||South Gauteng High Court, 9 Jun. 2011
SCA, 7 Sep. 2012
|26 Feb. 2013||13 Jun. 2013||Van der Westhuizen J.||6-3|
The issue is whether Tulip Diamonds FZE (“Tulip“), an entity incorporated in Dubai, has legal standing to challenge a decision by the Minister of Justice and Constitutional Development to give assistance to the Belgian authorities following a Letter of Request for such assistance sent under the International Co-operation in Criminal Matters Act 75 of 1996 (“the Act“). The documents are required in a criminal investigation into a Belgian company, Omega Diamonds. The South African authorities were requested to search and seize certain documents from a South African company, Brinks (Southern Africa) (Pty) Ltd (“Brinks“), related to shipments of diamonds from Angola to Tulip in Dubai. The SCA held that Tulip had no standing to challenge the decision and the issuance of a subpoena by the Kempton Park Magistrate’s Court requiring Brinks to produce the relevant documents, because Tulip did not have a sufficient interest in those documents. According to the SCA, Tulip did not show that the documents in question were confidential or that Brinks had a contractual duty to preserve their confidentiality, and so Tulip had no proprietary right in the documents.
In the Constitutional Court, Tulip argued that this is too narrow a view of confidentiality and that Tulip’s right to privacy, considering that the documents reveal private details of its business, should be sufficient to grant Tulip standing to challenge the decision.
The majority of the Constitutional Court, in a judgment authored by Van der Westhuizen J, in which Moseneke DCJ, Froneman J, Khampepe J, Mhlantla AJ and Skweyiya J concurred, dismissed Tulip’s appeal, agreeing with the SCA that Tulip had not shown that it had an interest in the information requested. In addition, even if such an interest existed, Tulip had not shown any of its interests would be directly affected by the Respondents’ decisions.
Justice Jafta wrote a dissenting judgment, in which Justices Nkabinde and Zondo concurred, finding that Tulip had established standing, under the common law, on the basis of its purported right to ownership over the documents sought, and under the Constitution based on its threatened rights to privacy and confidentiality.

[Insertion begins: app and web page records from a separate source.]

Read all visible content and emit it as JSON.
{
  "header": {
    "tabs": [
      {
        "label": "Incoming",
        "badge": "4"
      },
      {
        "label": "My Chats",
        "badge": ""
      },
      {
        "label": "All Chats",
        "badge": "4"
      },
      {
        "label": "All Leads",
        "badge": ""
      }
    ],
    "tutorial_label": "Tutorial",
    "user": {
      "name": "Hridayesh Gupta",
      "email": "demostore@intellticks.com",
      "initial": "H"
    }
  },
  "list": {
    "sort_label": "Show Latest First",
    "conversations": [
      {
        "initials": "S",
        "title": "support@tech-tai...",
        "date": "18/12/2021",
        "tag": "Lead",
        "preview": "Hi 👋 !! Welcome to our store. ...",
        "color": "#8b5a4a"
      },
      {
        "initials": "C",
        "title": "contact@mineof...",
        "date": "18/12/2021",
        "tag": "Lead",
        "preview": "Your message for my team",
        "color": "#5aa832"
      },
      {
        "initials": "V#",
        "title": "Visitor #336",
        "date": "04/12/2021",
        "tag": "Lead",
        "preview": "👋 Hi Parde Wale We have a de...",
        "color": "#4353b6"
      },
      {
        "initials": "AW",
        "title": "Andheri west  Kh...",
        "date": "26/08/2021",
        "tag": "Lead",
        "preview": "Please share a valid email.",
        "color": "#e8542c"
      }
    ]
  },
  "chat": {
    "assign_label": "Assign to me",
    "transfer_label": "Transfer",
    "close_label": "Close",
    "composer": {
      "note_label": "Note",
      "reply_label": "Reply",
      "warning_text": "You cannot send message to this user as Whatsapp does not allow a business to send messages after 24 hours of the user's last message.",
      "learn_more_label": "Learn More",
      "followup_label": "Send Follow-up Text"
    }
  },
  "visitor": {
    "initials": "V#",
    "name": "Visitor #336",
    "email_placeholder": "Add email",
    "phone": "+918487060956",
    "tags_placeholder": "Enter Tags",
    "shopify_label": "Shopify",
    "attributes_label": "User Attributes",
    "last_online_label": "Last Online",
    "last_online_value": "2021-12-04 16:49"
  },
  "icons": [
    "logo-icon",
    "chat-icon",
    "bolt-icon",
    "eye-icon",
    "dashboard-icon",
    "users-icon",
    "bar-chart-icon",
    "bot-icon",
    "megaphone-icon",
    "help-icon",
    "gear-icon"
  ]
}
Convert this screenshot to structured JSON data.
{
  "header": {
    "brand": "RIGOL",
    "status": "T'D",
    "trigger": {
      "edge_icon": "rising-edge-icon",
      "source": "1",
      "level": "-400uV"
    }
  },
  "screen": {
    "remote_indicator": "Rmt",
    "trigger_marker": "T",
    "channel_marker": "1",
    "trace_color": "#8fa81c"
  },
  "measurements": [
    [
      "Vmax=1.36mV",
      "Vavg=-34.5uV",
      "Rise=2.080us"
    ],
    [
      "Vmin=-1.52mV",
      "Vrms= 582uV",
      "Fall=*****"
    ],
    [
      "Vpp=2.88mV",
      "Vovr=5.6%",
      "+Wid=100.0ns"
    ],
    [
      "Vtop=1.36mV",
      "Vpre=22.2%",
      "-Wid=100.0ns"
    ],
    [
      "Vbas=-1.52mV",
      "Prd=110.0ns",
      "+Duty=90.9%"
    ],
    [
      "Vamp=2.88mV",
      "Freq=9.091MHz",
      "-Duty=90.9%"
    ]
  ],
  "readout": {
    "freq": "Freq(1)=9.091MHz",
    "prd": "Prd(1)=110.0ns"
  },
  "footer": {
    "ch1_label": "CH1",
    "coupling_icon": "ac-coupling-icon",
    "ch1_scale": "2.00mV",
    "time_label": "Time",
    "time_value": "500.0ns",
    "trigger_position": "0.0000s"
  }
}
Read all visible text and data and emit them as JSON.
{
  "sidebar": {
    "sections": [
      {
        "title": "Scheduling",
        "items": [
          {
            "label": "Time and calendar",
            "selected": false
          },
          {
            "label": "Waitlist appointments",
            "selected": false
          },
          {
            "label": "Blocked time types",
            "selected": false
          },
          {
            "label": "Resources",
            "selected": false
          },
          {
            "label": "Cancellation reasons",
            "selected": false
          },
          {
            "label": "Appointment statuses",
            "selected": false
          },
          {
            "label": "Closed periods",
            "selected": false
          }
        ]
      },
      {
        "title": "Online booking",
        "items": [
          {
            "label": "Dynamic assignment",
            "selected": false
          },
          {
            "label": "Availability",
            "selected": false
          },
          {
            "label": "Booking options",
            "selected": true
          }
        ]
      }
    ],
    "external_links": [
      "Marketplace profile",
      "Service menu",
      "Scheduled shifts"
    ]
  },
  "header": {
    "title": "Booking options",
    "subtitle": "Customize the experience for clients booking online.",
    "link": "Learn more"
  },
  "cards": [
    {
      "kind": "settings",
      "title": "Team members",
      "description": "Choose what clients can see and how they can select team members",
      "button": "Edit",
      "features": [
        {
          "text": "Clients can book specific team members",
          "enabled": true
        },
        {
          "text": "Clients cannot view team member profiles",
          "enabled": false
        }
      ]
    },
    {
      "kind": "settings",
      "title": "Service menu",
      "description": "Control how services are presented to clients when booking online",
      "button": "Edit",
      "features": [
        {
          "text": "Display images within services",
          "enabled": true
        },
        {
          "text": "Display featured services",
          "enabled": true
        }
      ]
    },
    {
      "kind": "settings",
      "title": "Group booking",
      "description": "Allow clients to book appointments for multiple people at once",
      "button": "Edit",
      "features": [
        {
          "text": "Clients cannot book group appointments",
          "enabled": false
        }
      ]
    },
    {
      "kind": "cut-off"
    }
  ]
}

After finding there was standing, the minority turned to the merits and found that the subpoena was invalid as the Magistrate did not have jurisdiction.